Since only five of the thirteen divisions ordain women as elders it seems clear that a majority of the delegates would vote No on ordaining women as pastors.  The problem is that some unions have already begun to ordain women pastors.  In 2012, the Columbia Union Conference in the North American Division overwhelmingly voted to allow conferences to ordain women pastors.[4]  In the same year the Pacific Union Conference, one of the largest union conferences in North America, similarly voted to ordain women.[5]  Since that time, women have been ordained and Southeastern California Conference elected the first woman to serve as a conference president.[6]  Before the year was out, the Pacific Union Conference had approved fourteen women for ordination.[7]

Elder Wilson spoke at each of the union conferrence constituency meetings, pleading with the delegates not to go against church policy but they rejected his pleadings.  Why did these unions go against church policy?  It had become a moral issue.  What do I mean?

At the 1990 General Conference in Indianapolis, the Session confirmed that women could serve as pastors, associates in pastoral care.  Women pastors could perform essentially all the services that the male pastor could.[8]  So here we have women pastors performing the same rites and services as the male pastor, going through the same commissioning service with the laying on of hands but not allowed to receive the ordination credential.  This now becomes a matter of discrimination based on gender.  If women cannot be ordained, then they should not serve as pastors or elders.

I was a member of the Columbia Union Ad Hoc Committee on women’s ordination that brought a recommendation to the executive committee of the union.  We spent several sessions discussing the issue until one member raised this challenge.  He said that since it is clear that it is not function but gender that is preventing a woman from being ordained we now have a discrimination issue which is a moral issue.  Moral issues always trump policy issues.  Since the General Conference will not change its policy of discrimination, this Union Conference needs to take the high ground and ordain women based on the fact that the church has officially voted that they can serve as pastors.

At the 2014 Annual Council, Elder Wilson emphasized that the Holy Spirit would lead the delegates at the GC Session in 2015 to make the right decision.  He failed to explain why the Holy Spirit did not lead the church leaders to make the right decision.  He did not explain why the Annual Council made up of all the world church leaders was not led by the Holy Spirit to make the right decision.

We have here the sheep leading the shepherd, the Holy Spirit bypassing the leaders to guide the flock.  It is very likely, with no guidance from leaders, and with only five of the thirteen divisions ordaining women elders, that the delegates will again vote no, as they did in 1995 when the North American Division made its request to decide the issue locally.   Only this time Unions will continue to ordain women pastors, which will now start a new set of questions, one of which is, what exactly is the authority of the General Conference in Session?

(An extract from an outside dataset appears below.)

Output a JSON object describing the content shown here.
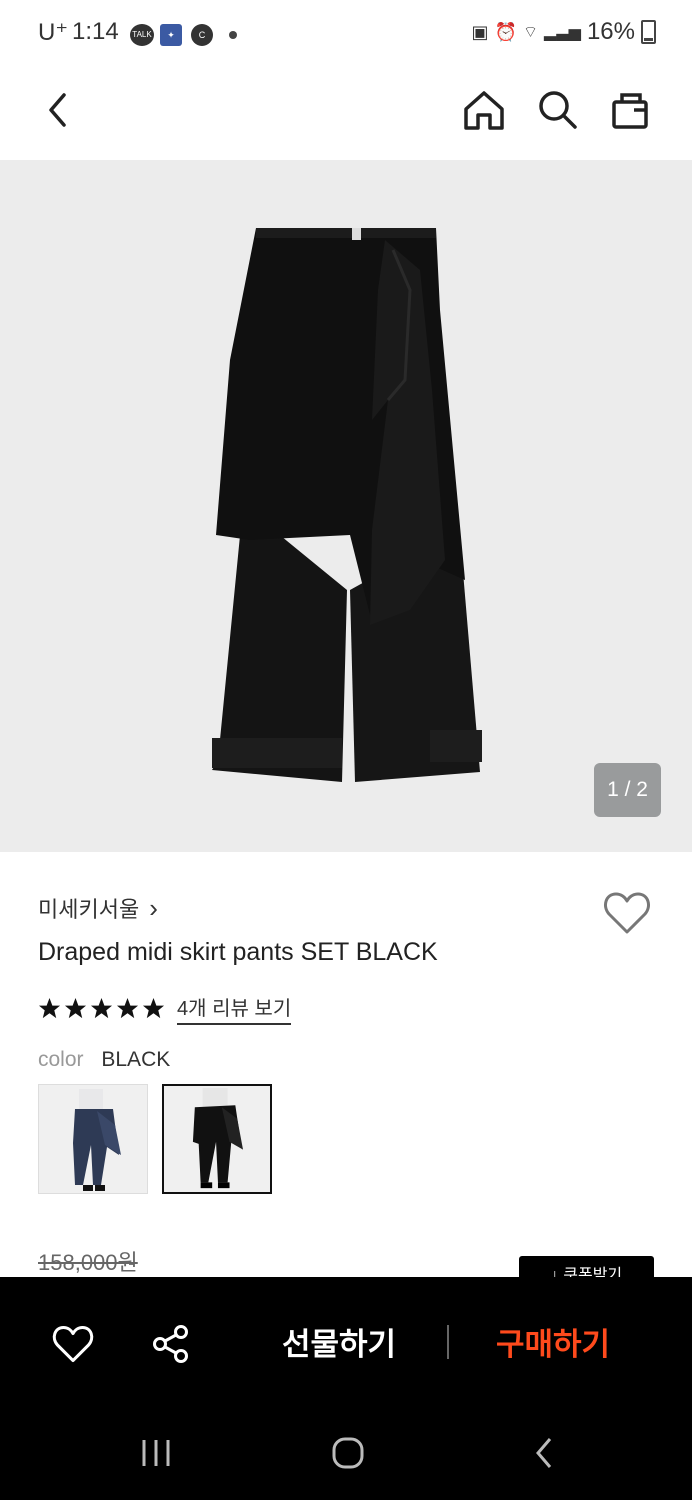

[2]    North American, Inter America, Inter European, Trans European, South Pacific.
[3]   Theology of Ordination Study Committee Report June 2014, p. 20.
[8]  Richard W Schwarz and Floyd Greenleaf, Light Bearers: A History of the Seventh-day Adventist Church (Nampa: Pacific Press Publishing Association, 2000), p.  497.